I know that a manual gearbox requires a clutch, which the driver actuates with a pedal, while an automatic gearbox does without a clutch or clutch pedal. So why are there automatic transmissions with twin clutches, but without a clutch pedal?
The clutch in a manual gearbox is necessary to disconnect power transmission from engine to the wheels when the vehicle is stationary, but allows the engine to continue idling.
By depressing the clutch pedal, the engine is cut off from the drivetrain, so there is no need to shut down the engine. During this time, the gear lever can move freely between gears.
Releasing the clutch pedal will once again allow power to be transmitted to the wheels.
It does so using a spring actuated friction disc between the engine and gearbox.
In an automatic gearbox, the connection between the engine and drivetrain is achieved by fluid coupling - made up of two separate "impellers" in a sealed casing filled with a special fluid.
When the impeller on the engine side turns, the fluid acts as a medium to propel the driven-impeller (called the turbine) on the gearbox side.

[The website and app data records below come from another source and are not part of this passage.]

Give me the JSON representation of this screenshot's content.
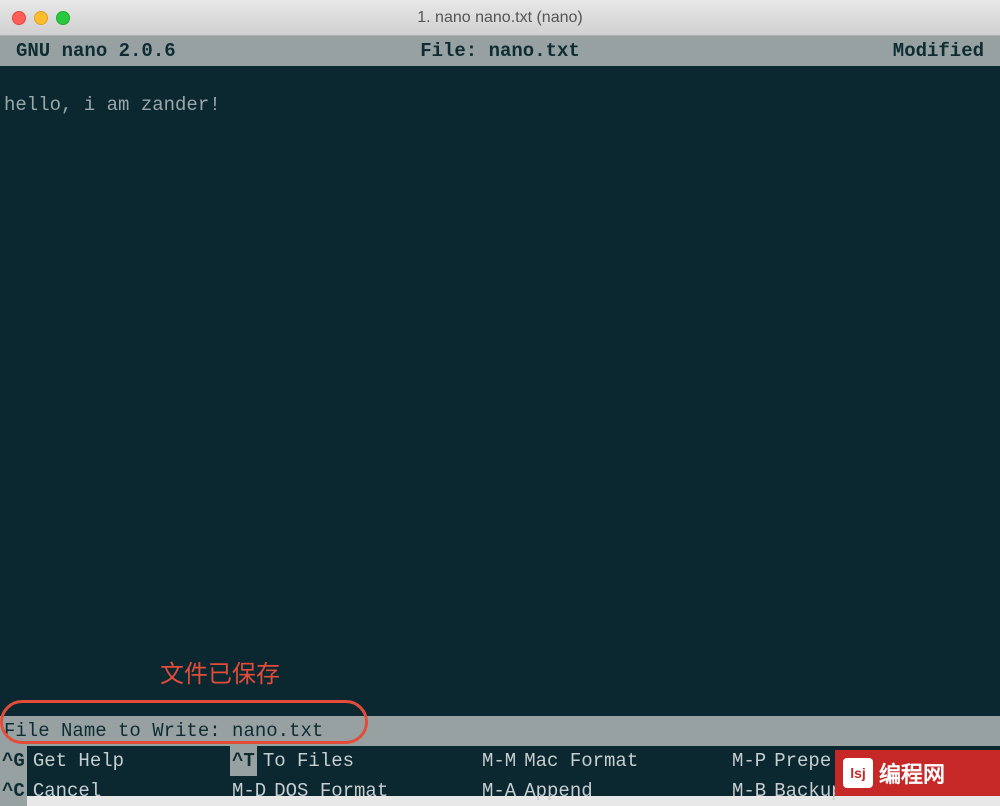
{
  "window": {
    "title": "1. nano nano.txt (nano)"
  },
  "header": {
    "app_version": "GNU nano 2.0.6",
    "file_label": "File: nano.txt",
    "status": "Modified"
  },
  "editor": {
    "content": "hello, i am zander!"
  },
  "annotation": {
    "text": "文件已保存"
  },
  "prompt": {
    "text": "File Name to Write: nano.txt"
  },
  "shortcuts": {
    "row1": [
      {
        "key": "^G",
        "label": "Get Help"
      },
      {
        "key": "^T",
        "label": "To Files"
      },
      {
        "key": "M-M",
        "label": "Mac Format"
      },
      {
        "key": "M-P",
        "label": "Prepe"
      }
    ],
    "row2": [
      {
        "key": "^C",
        "label": "Cancel"
      },
      {
        "key": "M-D",
        "label": "DOS Format"
      },
      {
        "key": "M-A",
        "label": "Append"
      },
      {
        "key": "M-B",
        "label": "Backup F"
      }
    ]
  },
  "watermark": {
    "text": "编程网"
  }
}
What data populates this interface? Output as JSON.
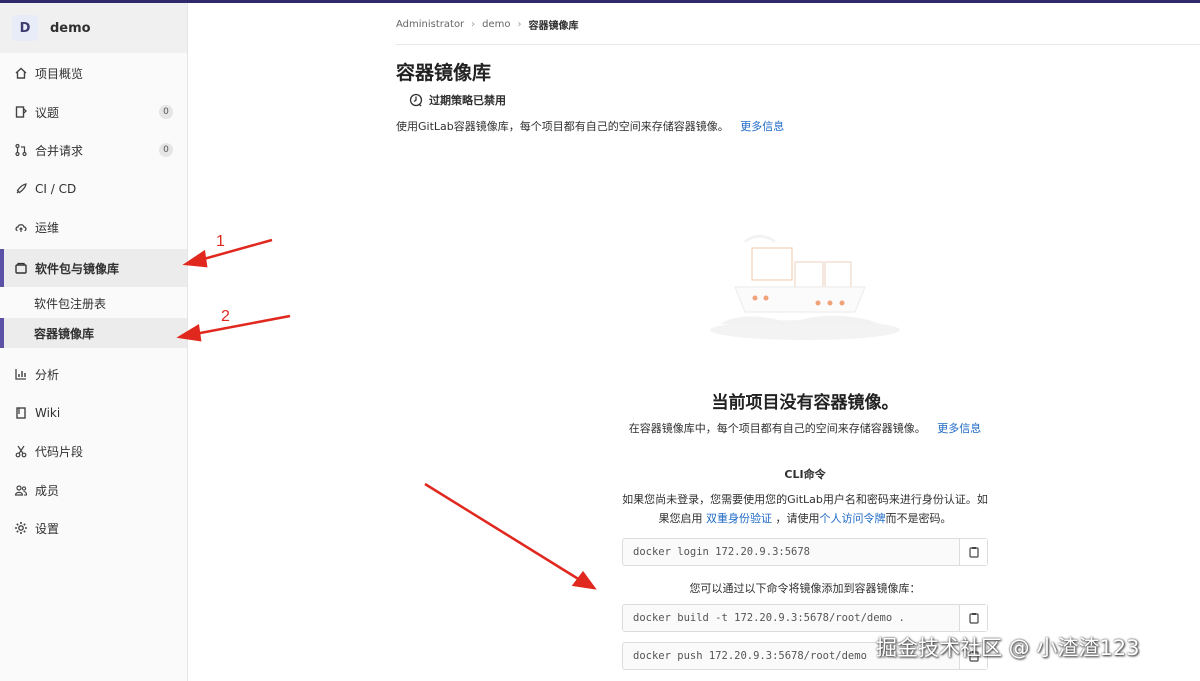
{
  "project": {
    "avatar_letter": "D",
    "name": "demo"
  },
  "nav": {
    "overview": "项目概览",
    "issues": "议题",
    "issues_count": "0",
    "merge_requests": "合并请求",
    "mr_count": "0",
    "cicd": "CI / CD",
    "operations": "运维",
    "packages": "软件包与镜像库",
    "package_registry": "软件包注册表",
    "container_registry": "容器镜像库",
    "analytics": "分析",
    "wiki": "Wiki",
    "snippets": "代码片段",
    "members": "成员",
    "settings": "设置"
  },
  "breadcrumb": {
    "root": "Administrator",
    "project": "demo",
    "current": "容器镜像库"
  },
  "page": {
    "title": "容器镜像库",
    "policy": "过期策略已禁用",
    "intro": "使用GitLab容器镜像库，每个项目都有自己的空间来存储容器镜像。",
    "intro_link": "更多信息"
  },
  "empty": {
    "title": "当前项目没有容器镜像。",
    "desc": "在容器镜像库中，每个项目都有自己的空间来存储容器镜像。",
    "desc_link": "更多信息"
  },
  "cli": {
    "title": "CLI命令",
    "desc_part1": "如果您尚未登录，您需要使用您的GitLab用户名和密码来进行身份认证。如果您启用",
    "desc_link1": "双重身份验证",
    "desc_part2": "，请使用",
    "desc_link2": "个人访问令牌",
    "desc_part3": "而不是密码。",
    "login_cmd": "docker login 172.20.9.3:5678",
    "add_desc": "您可以通过以下命令将镜像添加到容器镜像库：",
    "build_cmd": "docker build -t 172.20.9.3:5678/root/demo .",
    "push_cmd": "docker push 172.20.9.3:5678/root/demo"
  },
  "annotations": {
    "arrow1_label": "1",
    "arrow2_label": "2"
  },
  "watermark": "掘金技术社区 @ 小渣渣123",
  "colors": {
    "accent": "#5b52a8",
    "link": "#1f6ac7",
    "arrow": "#e0281e"
  }
}
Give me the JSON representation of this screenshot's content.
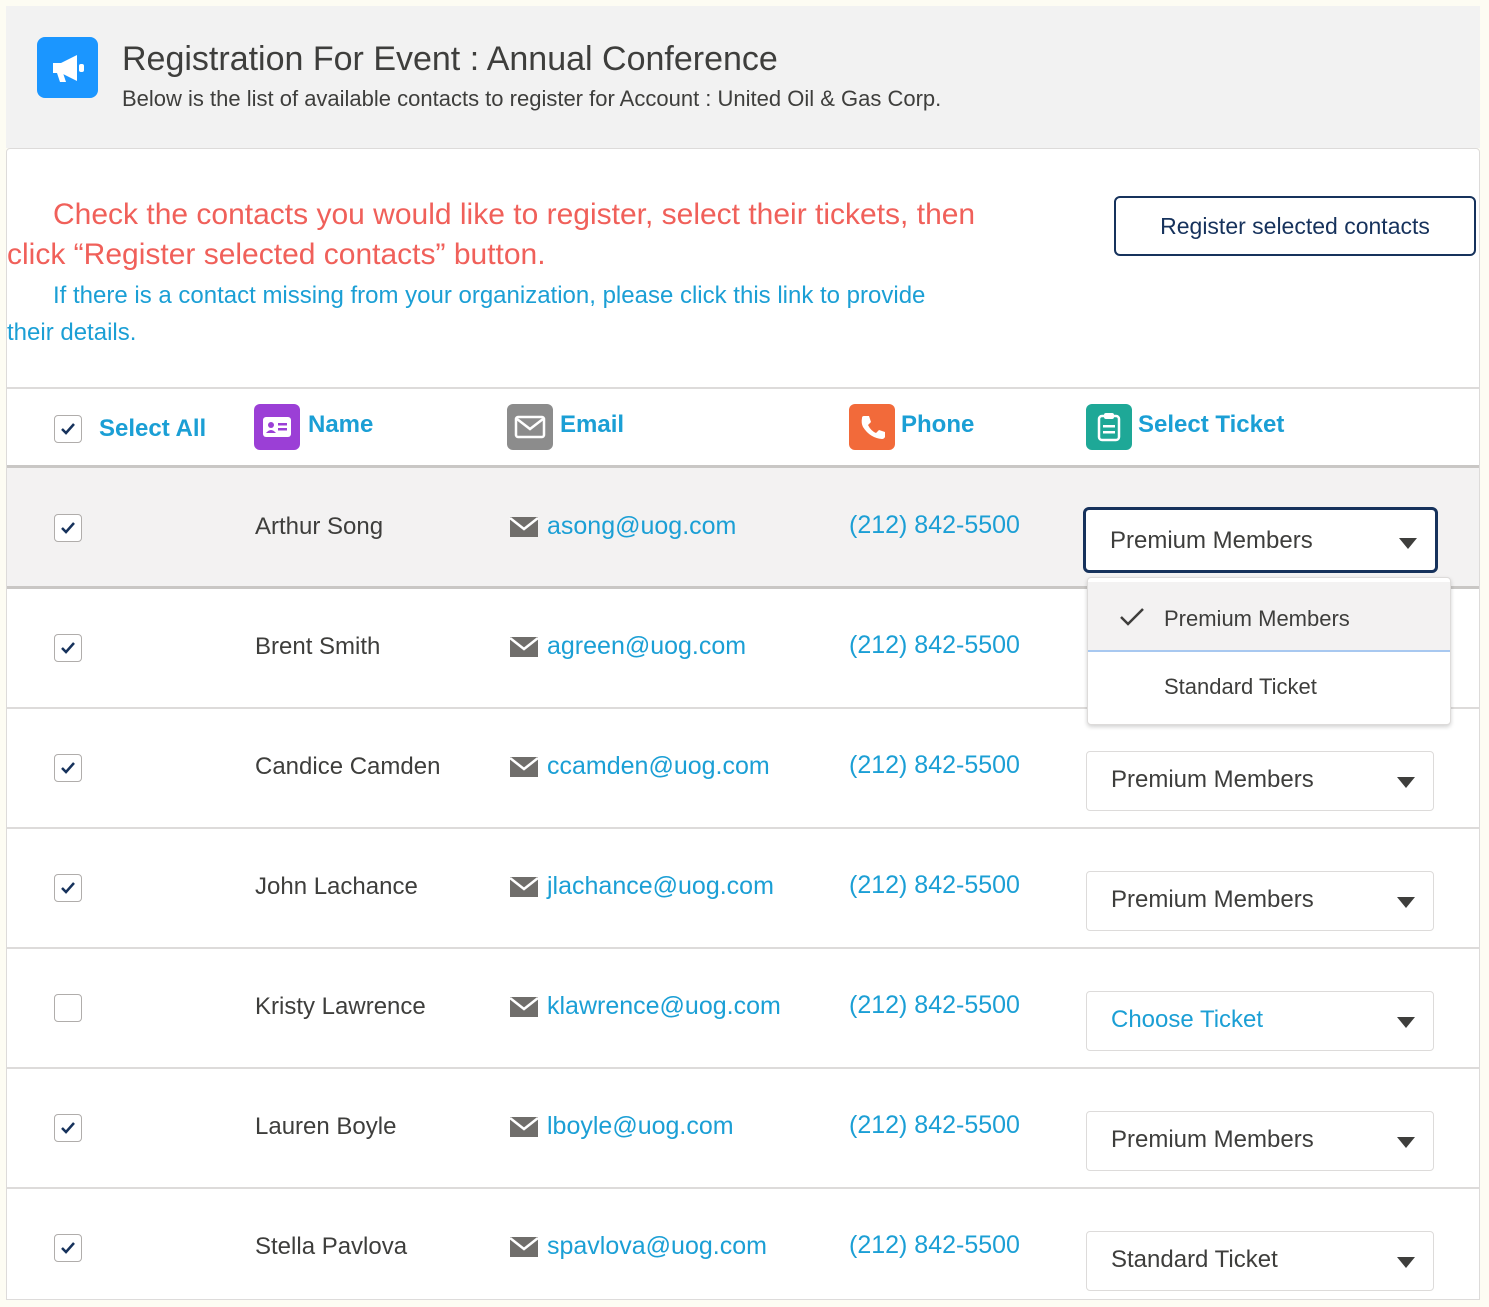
{
  "header": {
    "title": "Registration For Event : Annual Conference",
    "subtitle": "Below is the list of available contacts to register for Account : United Oil & Gas Corp.",
    "icon": "megaphone-icon",
    "icon_color": "#1b96ff"
  },
  "instructions": {
    "primary": "Check the contacts you would like to register, select their tickets, then click “Register selected contacts” button.",
    "missing_link": "If there is a contact missing from your organization, please click this link to provide their details."
  },
  "actions": {
    "register_label": "Register selected contacts"
  },
  "table": {
    "select_all_label": "Select All",
    "select_all_checked": true,
    "columns": {
      "name": "Name",
      "email": "Email",
      "phone": "Phone",
      "ticket": "Select Ticket"
    },
    "column_icon_colors": {
      "name": "#9b3fd6",
      "email": "#8c8c8c",
      "phone": "#f26a3a",
      "ticket": "#1ea897"
    },
    "rows": [
      {
        "checked": true,
        "name": "Arthur Song",
        "email": "asong@uog.com",
        "phone": "(212) 842-5500",
        "ticket": "Premium Members"
      },
      {
        "checked": true,
        "name": "Brent Smith",
        "email": "agreen@uog.com",
        "phone": "(212) 842-5500",
        "ticket": ""
      },
      {
        "checked": true,
        "name": "Candice Camden",
        "email": "ccamden@uog.com",
        "phone": "(212) 842-5500",
        "ticket": "Premium Members"
      },
      {
        "checked": true,
        "name": "John Lachance",
        "email": "jlachance@uog.com",
        "phone": "(212) 842-5500",
        "ticket": "Premium Members"
      },
      {
        "checked": false,
        "name": "Kristy Lawrence",
        "email": "klawrence@uog.com",
        "phone": "(212) 842-5500",
        "ticket": "Choose Ticket"
      },
      {
        "checked": true,
        "name": "Lauren Boyle",
        "email": "lboyle@uog.com",
        "phone": "(212) 842-5500",
        "ticket": "Premium Members"
      },
      {
        "checked": true,
        "name": "Stella Pavlova",
        "email": "spavlova@uog.com",
        "phone": "(212) 842-5500",
        "ticket": "Standard Ticket"
      }
    ]
  },
  "ticket_dropdown": {
    "options": [
      "Premium Members",
      "Standard Ticket"
    ],
    "selected": "Premium Members"
  }
}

As a simple analogy, a running pedestal fan facing another which is switched off will cause it to spin. In this example, the "fluid" is air.
Because the fluid allows slip, the engine can continue to idle even if the vehicle is stationary.
The internal configuration of these fluid couplings is designed such that high fluid pressure is diverted to act on the turbine when moving off from rest. This results in a multiplication (roughly two times) of the engine torque, which is why this fluid coupling is called a "torque converter".
In modern autoboxes, there is also a lock-up clutch that engages at cruising speed to ensure zero slip or equal speed of impeller and turbine for efficiency.
Many cars have a double- clutch transmission (DCT), which does not use fluid coupling or torque converter. Power transmission is via a friction clutch arrangement.
Interestingly, many multi-plate clutch systems are housed in a special fluid which alleviates wear and aids cooling. They are known as wet-clutch units.
Whether dry or wet, the multi-plate clutch is disengaged when a different ratio is being selected - somewhat like in a manual gearbox. But the shifting is achieved by electro-hydraulic actuators.
The ingenious aspect of a DCT is that there are two sets of clutches, allowing the subsequent gear to be pre-selected so that gear changes are seamless.
Interestingly, the latest crop of torque converter autoboxes are almost as quick as the DCT.